- Green roofs and some types of cool pavements can diminish heat islands, while also reducing stormwater runoff and limiting flooding risks during heavy rainstorms. In the same way, increasing the tree canopy helps protect against high winds, erosion, and flooding.
- Smart growth can cool urban areas, while also decreasing dependence on fossil fuel-powered transportation and making it easier for people to get to cooling centers by increasing mobility and walkability and reducing urban sprawl.
- U.S. EPA. 2016. Climate Change Indicators: U.S. and Global Temperature. U.S. Environmental Protection Agency.
- Maxwell, K., S. Julius, A. Grambsch, A. Kosmal, L. Larson, and N. Sonti. 2018. Built environment, urban systems, and cities. In Impacts, Risks, and Adaptation in the United States: Fourth National Climate Assessment, Volume II (D.R. Reidmiller, C.W. Avery, D.R. Easterling, K.E. Kunkel, K.L.M. Lewis, T.K. Maycock, and B.C. Stewart [eds.]). U.S. Global Change Research Program, Washington, DC. pp. 438–478. doi: 10.7930/NCA4.2018.CH11.
- Sleeter, B.M., T. Loveland, G. Domke, N. Herold, J. Wickham, and N. Wood. 2018. Land cover and land-use change. In Impacts, Risks, and Adaptation in the United States: Fourth National Climate Assessment, Volume II (D.R. Reidmiller, C.W. Avery, D.R. Easterling, K.E. Kunkel, K.L.M. Lewis, T.K. Maycock, and B.C. Stewart [eds.]). U.S. Global Change Research Program, Washington, DC. pp. 202–231. doi: 10.7930/NCA4.2018.CH5.
- Hibbard, K.A., F.M. Hoffman, D. Huntzinger, and T.O. West. 2017. Changes in land cover and terrestrial biogeochemistry. In Climate Science Special Report: Fourth National Climate Assessment, Volume I (D.J. Wuebbles, D.W. Fahey, K.A. Hibbard, D.J. Dokken, B.C. Stewart, and T.K. Maycock [eds.]). U.S. Global Change Research Program, Washington, DC. pp. 277–302. doi: 10.7930/J0416V6X.
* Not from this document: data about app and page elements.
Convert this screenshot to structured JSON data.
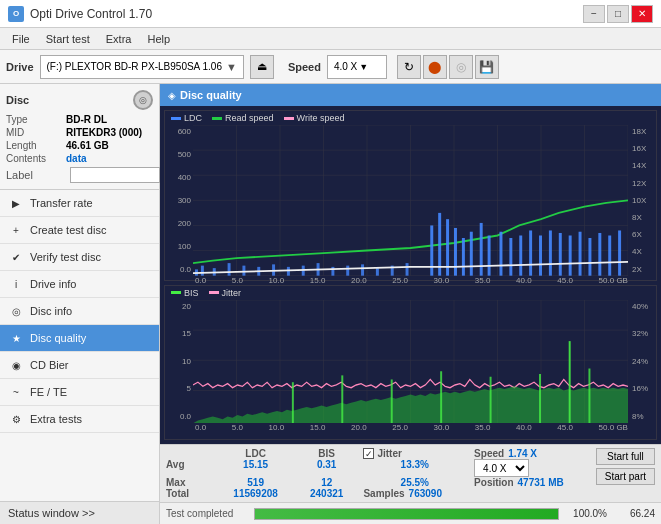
{
  "titlebar": {
    "title": "Opti Drive Control 1.70",
    "icon_label": "O",
    "minimize": "−",
    "maximize": "□",
    "close": "✕"
  },
  "menubar": {
    "items": [
      "File",
      "Start test",
      "Extra",
      "Help"
    ]
  },
  "drivebar": {
    "label": "Drive",
    "drive_name": "(F:)  PLEXTOR BD-R  PX-LB950SA 1.06",
    "speed_label": "Speed",
    "speed_value": "4.0 X"
  },
  "disc": {
    "header": "Disc",
    "type_label": "Type",
    "type_val": "BD-R DL",
    "mid_label": "MID",
    "mid_val": "RITEKDR3 (000)",
    "length_label": "Length",
    "length_val": "46.61 GB",
    "contents_label": "Contents",
    "contents_val": "data",
    "label_label": "Label",
    "label_val": ""
  },
  "nav": {
    "items": [
      {
        "id": "transfer-rate",
        "label": "Transfer rate",
        "icon": "▶"
      },
      {
        "id": "create-test-disc",
        "label": "Create test disc",
        "icon": "+"
      },
      {
        "id": "verify-test-disc",
        "label": "Verify test disc",
        "icon": "✔"
      },
      {
        "id": "drive-info",
        "label": "Drive info",
        "icon": "i"
      },
      {
        "id": "disc-info",
        "label": "Disc info",
        "icon": "💿"
      },
      {
        "id": "disc-quality",
        "label": "Disc quality",
        "icon": "★",
        "active": true
      },
      {
        "id": "cd-bier",
        "label": "CD Bier",
        "icon": "🍺"
      },
      {
        "id": "fe-te",
        "label": "FE / TE",
        "icon": "~"
      },
      {
        "id": "extra-tests",
        "label": "Extra tests",
        "icon": "⚙"
      }
    ]
  },
  "status_window": {
    "label": "Status window >>",
    "arrows": ""
  },
  "chart": {
    "header": "Disc quality",
    "top": {
      "legend": [
        {
          "id": "ldc",
          "label": "LDC",
          "color_class": "blue"
        },
        {
          "id": "read-speed",
          "label": "Read speed",
          "color_class": "green"
        },
        {
          "id": "write-speed",
          "label": "Write speed",
          "color_class": "pink"
        }
      ],
      "y_left_max": 600,
      "y_right_labels": [
        "18X",
        "16X",
        "14X",
        "12X",
        "10X",
        "8X",
        "6X",
        "4X",
        "2X"
      ],
      "x_labels": [
        "0.0",
        "5.0",
        "10.0",
        "15.0",
        "20.0",
        "25.0",
        "30.0",
        "35.0",
        "40.0",
        "45.0",
        "50.0 GB"
      ]
    },
    "bottom": {
      "legend": [
        {
          "id": "bis",
          "label": "BIS",
          "color_class": "green2"
        },
        {
          "id": "jitter",
          "label": "Jitter",
          "color_class": "pink"
        }
      ],
      "y_left_max": 20,
      "y_right_labels": [
        "40%",
        "32%",
        "24%",
        "16%",
        "8%"
      ],
      "x_labels": [
        "0.0",
        "5.0",
        "10.0",
        "15.0",
        "20.0",
        "25.0",
        "30.0",
        "35.0",
        "40.0",
        "45.0",
        "50.0 GB"
      ]
    }
  },
  "stats": {
    "col_headers": [
      "LDC",
      "BIS",
      "",
      "Jitter",
      "Speed",
      ""
    ],
    "avg_label": "Avg",
    "avg_ldc": "15.15",
    "avg_bis": "0.31",
    "avg_jitter": "13.3%",
    "avg_speed_val": "1.74 X",
    "avg_speed_select": "4.0 X",
    "max_label": "Max",
    "max_ldc": "519",
    "max_bis": "12",
    "max_jitter": "25.5%",
    "position_label": "Position",
    "position_val": "47731 MB",
    "total_label": "Total",
    "total_ldc": "11569208",
    "total_bis": "240321",
    "samples_label": "Samples",
    "samples_val": "763090",
    "jitter_checked": true,
    "start_full": "Start full",
    "start_part": "Start part"
  },
  "progress": {
    "status_text": "Test completed",
    "percent": 100,
    "percent_display": "100.0%",
    "time_display": "66.24"
  }
}
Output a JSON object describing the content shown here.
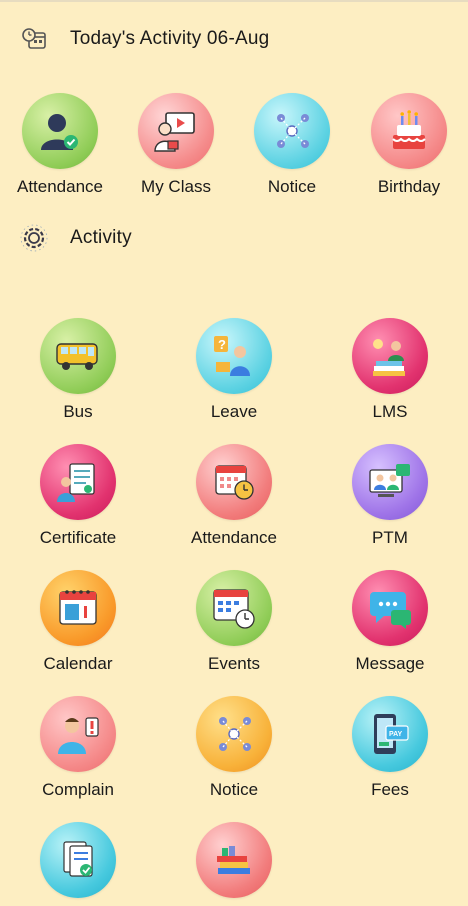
{
  "header_today": {
    "title": "Today's Activity 06-Aug",
    "icon": "calendar-clock-icon"
  },
  "today_items": [
    {
      "label": "Attendance",
      "icon": "attendance-user-check-icon"
    },
    {
      "label": "My Class",
      "icon": "teacher-screen-icon"
    },
    {
      "label": "Notice",
      "icon": "network-notice-icon"
    },
    {
      "label": "Birthday",
      "icon": "birthday-cake-icon"
    }
  ],
  "header_activity": {
    "title": "Activity",
    "icon": "gear-icon"
  },
  "activity_items": [
    {
      "label": "Bus",
      "icon": "school-bus-icon"
    },
    {
      "label": "Leave",
      "icon": "question-person-icon"
    },
    {
      "label": "LMS",
      "icon": "reading-books-icon"
    },
    {
      "label": "Certificate",
      "icon": "certificate-icon"
    },
    {
      "label": "Attendance",
      "icon": "calendar-clock-icon"
    },
    {
      "label": "PTM",
      "icon": "video-meeting-icon"
    },
    {
      "label": "Calendar",
      "icon": "calendar-icon"
    },
    {
      "label": "Events",
      "icon": "events-calendar-icon"
    },
    {
      "label": "Message",
      "icon": "chat-bubble-icon"
    },
    {
      "label": "Complain",
      "icon": "complain-person-icon"
    },
    {
      "label": "Notice",
      "icon": "network-notice-icon"
    },
    {
      "label": "Fees",
      "icon": "pay-phone-icon"
    },
    {
      "label": "",
      "icon": "document-check-icon"
    },
    {
      "label": "",
      "icon": "books-stack-icon"
    }
  ],
  "colors": {
    "background": "#fdeec2"
  }
}
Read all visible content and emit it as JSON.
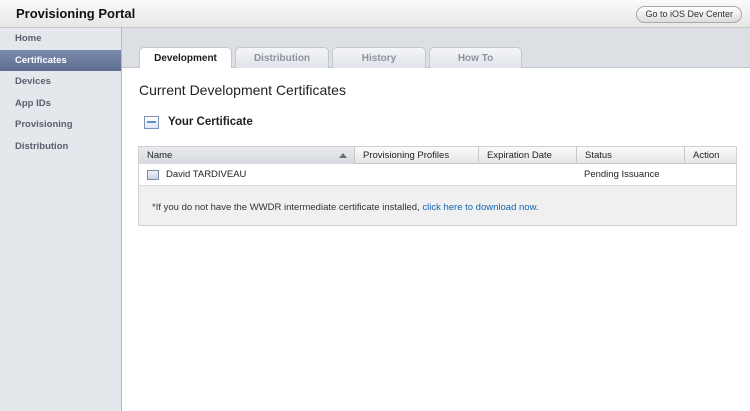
{
  "header": {
    "title": "Provisioning Portal",
    "dev_center_label": "Go to iOS Dev Center"
  },
  "sidebar": {
    "items": [
      {
        "label": "Home"
      },
      {
        "label": "Certificates",
        "active": true
      },
      {
        "label": "Devices"
      },
      {
        "label": "App IDs"
      },
      {
        "label": "Provisioning"
      },
      {
        "label": "Distribution"
      }
    ]
  },
  "tabs": [
    {
      "label": "Development",
      "active": true
    },
    {
      "label": "Distribution"
    },
    {
      "label": "History"
    },
    {
      "label": "How To"
    }
  ],
  "main": {
    "title": "Current Development Certificates",
    "section_title": "Your Certificate",
    "table": {
      "columns": [
        "Name",
        "Provisioning Profiles",
        "Expiration Date",
        "Status",
        "Action"
      ],
      "rows": [
        {
          "name": "David TARDIVEAU",
          "provisioning_profiles": "",
          "expiration_date": "",
          "status": "Pending Issuance",
          "action": ""
        }
      ]
    },
    "note": {
      "text_before": "*If you do not have the WWDR intermediate certificate installed, ",
      "link_text": "click here to download now",
      "text_after": "."
    }
  },
  "colors": {
    "sidebar_active": "#6b7b9f",
    "link": "#1566b5",
    "sidebar_bg": "#e4e7ec"
  }
}
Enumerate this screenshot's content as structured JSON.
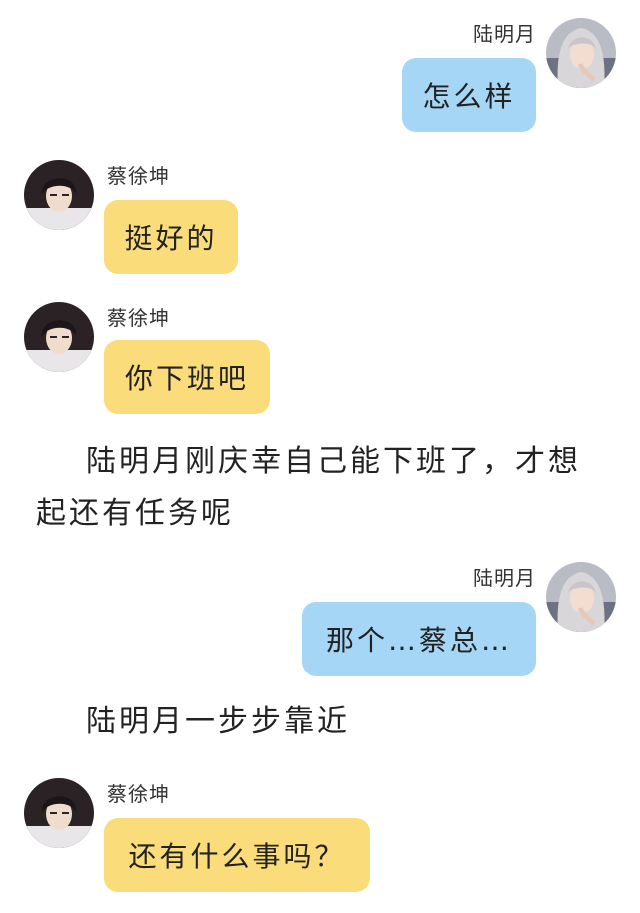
{
  "messages": [
    {
      "sender": "陆明月",
      "side": "right",
      "bubble_color": "#a6d6f6",
      "text": "怎么样"
    },
    {
      "sender": "蔡徐坤",
      "side": "left",
      "bubble_color": "#fbdc7a",
      "text": "挺好的"
    },
    {
      "sender": "蔡徐坤",
      "side": "left",
      "bubble_color": "#fbdc7a",
      "text": "你下班吧"
    },
    {
      "sender": "陆明月",
      "side": "right",
      "bubble_color": "#a6d6f6",
      "text": "那个…蔡总…"
    },
    {
      "sender": "蔡徐坤",
      "side": "left",
      "bubble_color": "#fbdc7a",
      "text": "还有什么事吗？"
    }
  ],
  "narrations": [
    {
      "line1": "陆明月刚庆幸自己能下班了，才想",
      "line2": "起还有任务呢"
    },
    {
      "line1": "陆明月一步步靠近"
    }
  ],
  "avatars": {
    "lu_mingyue": "long-light-hair-woman-avatar",
    "cai_xukun": "dark-hair-man-avatar"
  }
}
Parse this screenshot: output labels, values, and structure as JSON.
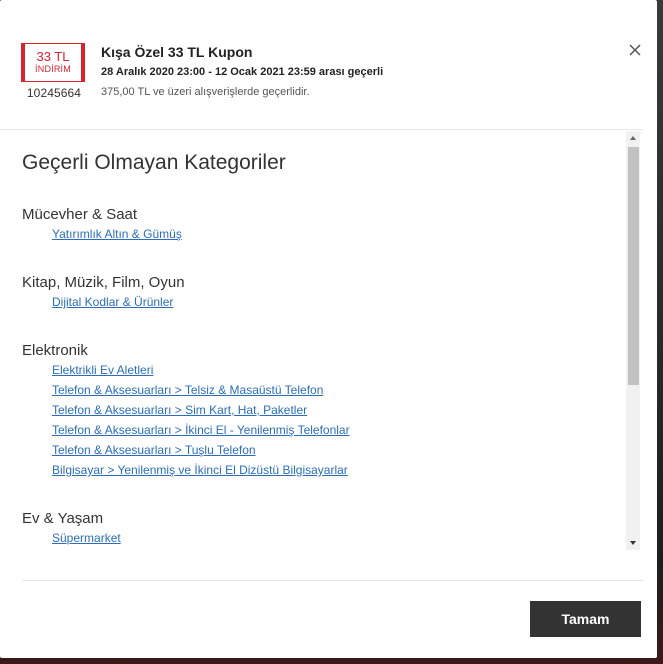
{
  "coupon": {
    "amount": "33 TL",
    "badge_label": "İNDİRİM",
    "code": "10245664",
    "title": "Kışa Özel 33 TL Kupon",
    "dates": "28 Aralık 2020 23:00 - 12 Ocak 2021 23:59 arası geçerli",
    "condition": "375,00 TL ve üzeri alışverişlerde geçerlidir.",
    "accent_color": "#d9232d"
  },
  "section": {
    "title": "Geçerli Olmayan Kategoriler"
  },
  "categories": [
    {
      "name": "Mücevher & Saat",
      "items": [
        "Yatırımlık Altın & Gümüş"
      ]
    },
    {
      "name": "Kitap, Müzik, Film, Oyun",
      "items": [
        "Dijital Kodlar & Ürünler"
      ]
    },
    {
      "name": "Elektronik",
      "items": [
        "Elektrikli Ev Aletleri",
        "Telefon & Aksesuarları > Telsiz & Masaüstü Telefon",
        "Telefon & Aksesuarları > Sim Kart, Hat, Paketler",
        "Telefon & Aksesuarları > İkinci El - Yenilenmiş Telefonlar",
        "Telefon & Aksesuarları > Tuşlu Telefon",
        "Bilgisayar > Yenilenmiş ve İkinci El Dizüstü Bilgisayarlar"
      ]
    },
    {
      "name": "Ev & Yaşam",
      "items": [
        "Süpermarket"
      ]
    }
  ],
  "icons": {
    "close": "close-icon",
    "scroll_up": "chevron-up-icon",
    "scroll_down": "chevron-down-icon"
  },
  "footer": {
    "ok_label": "Tamam"
  },
  "colors": {
    "link": "#2a6ebb",
    "button_bg": "#333333"
  }
}
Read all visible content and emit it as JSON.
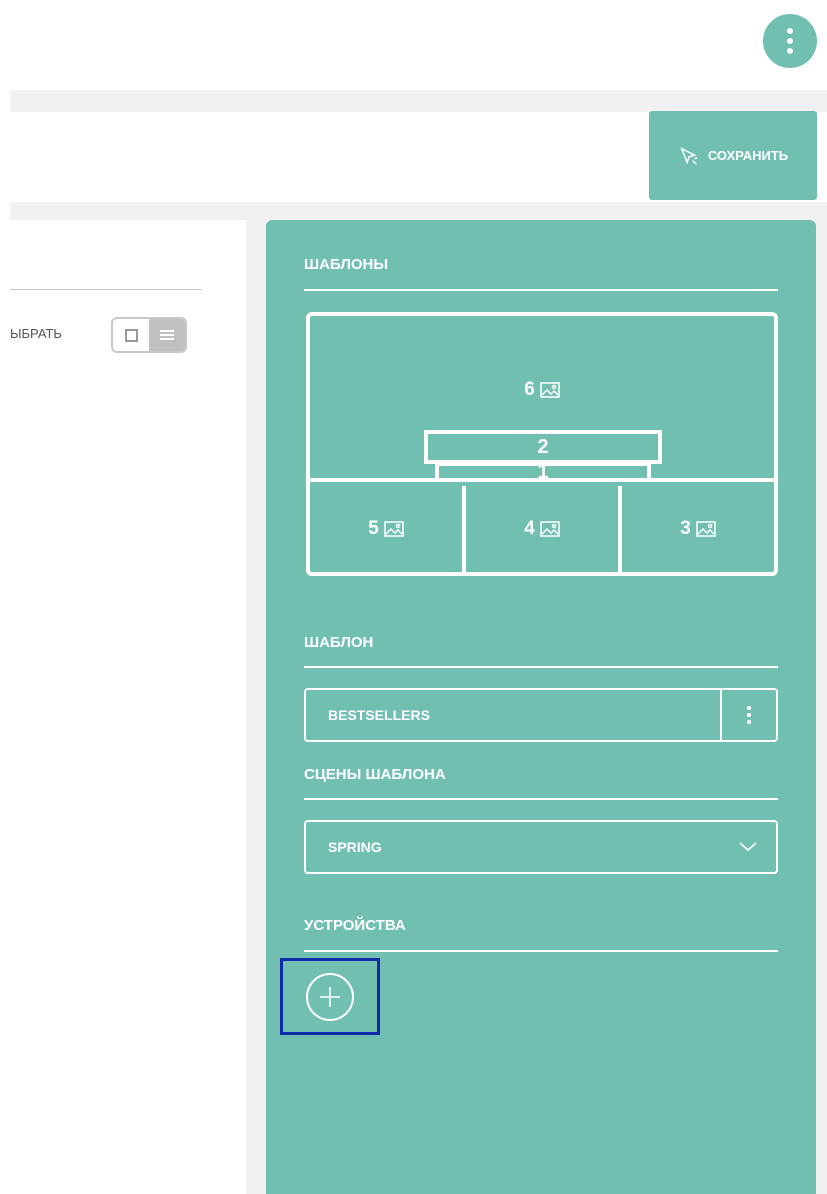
{
  "header": {
    "menu_icon": "vertical-dots-icon",
    "save_label": "СОХРАНИТЬ",
    "save_icon": "cursor-pointer-icon"
  },
  "left": {
    "select_label": "ЫБРАТЬ"
  },
  "templates": {
    "title": "ШАБЛОНЫ",
    "zones": {
      "z6": "6",
      "z2": "2",
      "z1": "1",
      "z5": "5",
      "z4": "4",
      "z3": "3"
    }
  },
  "template": {
    "title": "ШАБЛОН",
    "value": "BESTSELLERS"
  },
  "scenes": {
    "title": "СЦЕНЫ ШАБЛОНА",
    "value": "SPRING"
  },
  "devices": {
    "title": "УСТРОЙСТВА",
    "add_icon": "plus-circle-icon"
  },
  "colors": {
    "accent": "#71bfb1",
    "highlight": "#0e2aa8"
  }
}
- U.S. Global Change Research Program. 2019. Heat Waves.
- U.S. EPA. 2021. Climate Change Indicators: Heat Waves. U.S. Environmental Protection Agency.
- Sarofim, M.C., S. Saha, M.D. Hawkins, D.M. Mills, J. Hess, R. Horton, P. Kinney, J. Schwartz, and A. St. Juliana. 2016. Temperature-related death and illness. In The Impacts of Climate Change on Human Health in the United States: A Scientific Assessment. U.S. Global Change Research Program, Washington, DC. pp. 43–68.
- U.S. EPA. 2021. Climate Change Indicators: Heat-Related Deaths. U.S. Environmental Protection Agency.
- U.S. EPA. 2021. Climate Change Indicators: Heat-Related Illnesses. U.S. Environmental Protection Agency.
- Vaidyanathan. A., J. Malilay, P. Schramm, and S. Saha. 2020. Heat-related deaths — United States, 2004–2018. Morbidity and Mortality Weekly Report 69(24):729–734.
- Ebi, K.L., J.M. Balbus, G. Luber, A. Bole, A. Crimmins, G. Glass, S. Saha, M.M. Shimamoto, J. Trtanj, and J.L. White-Newsome. 2018. Human health. In Impacts, Risks, and Adaptation in the United States: Fourth National Climate Assessment, Volume II (D.R. Reidmiller, C.W. Avery, D.R. Easterling, K.E. Kunkel, K.L.M. Lewis, T.K. Maycock, and B.C. Stewart [eds.]). U.S. Global Change Research Program, Washington, DC. pp. 539–571. doi: 10.7930/NCA4.2018.CH14